Addressing the largest Parliamentary Support Group for Tibet in the world, he said, "Tibetan children are forced to learn the Chinese language instead of Tibetan and its propaganda with the aim to change their mind so that there won't be any Tibetan in another 15 to 20 years."

Choekyi Lhamo, writing in Phayul said that Tsering told lawmakers at the parliament building in Tokyo that the biggest threat facing Tibet is the colonial boarding system run by the government, which has forcibly separated 80 per cent of children from their parents to alienate them from cultural roots.

The CTA President said that the Chinese state continues to implement policies to wipe the cultural and linguistic identities of the Tibetan people.

He urged the Japanese parliamentarians to use their influence on UNHCR and come out with a comprehensive report on Tibet akin to the recently released human rights assessment on East Turkestan, reported Phayul.

The Sikyong (President) said that defending the historical truth about Tibet is crucial for the movement, as detailed extensively in Michael Van Walt van Praag's book Tibet Brief 20/20.

Another notable remark was made about the egregious climate change in Tibet that is rapidly quickened by Chinese industrial policies, said Choekyi Lhamo.

He argued that environmental concerns in Tibet do not only affect Tibetan residents but the whole Asian subcontinent which is dependent on significant rivers originating from Tibet.

Tsering further appealed to the Japanese government to discuss the detrimental effect of changing climate in Tibet by highlighting the concerns on international platforms like the upcoming COP27 in Egypt, reported Phayul.

Meanwhile, he also extended an invitation to the parliamentarians to visit the exiled Tibetan capital and to meet the spiritual head, Dalai Lama.

The President noted that the Dalai Lama devolved his political authority and introduced democracy after coming into exile.

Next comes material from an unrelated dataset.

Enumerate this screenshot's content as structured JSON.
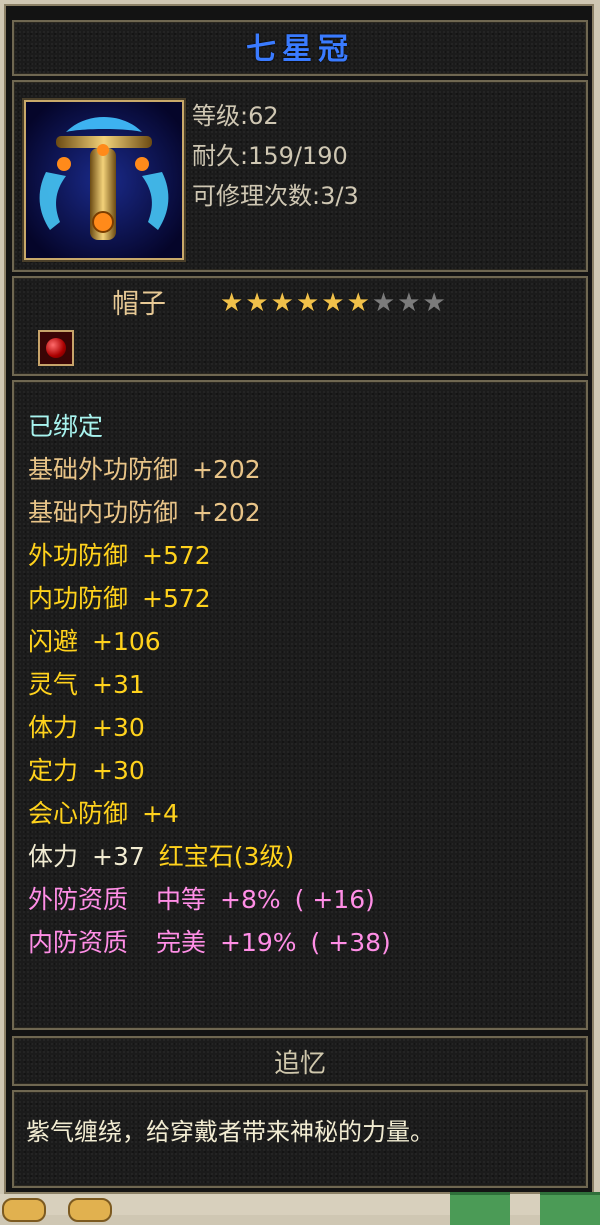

"Today we have a fully functional democratic system in the Tibetan community", he said while praising Japan's growing engagement with democratic countries like the US and India through collaborations including Quad (Australia, Japan, India and US) and AUKUS (Australia, UK, and US) for promoting values like "democracy, freedom and rule of law".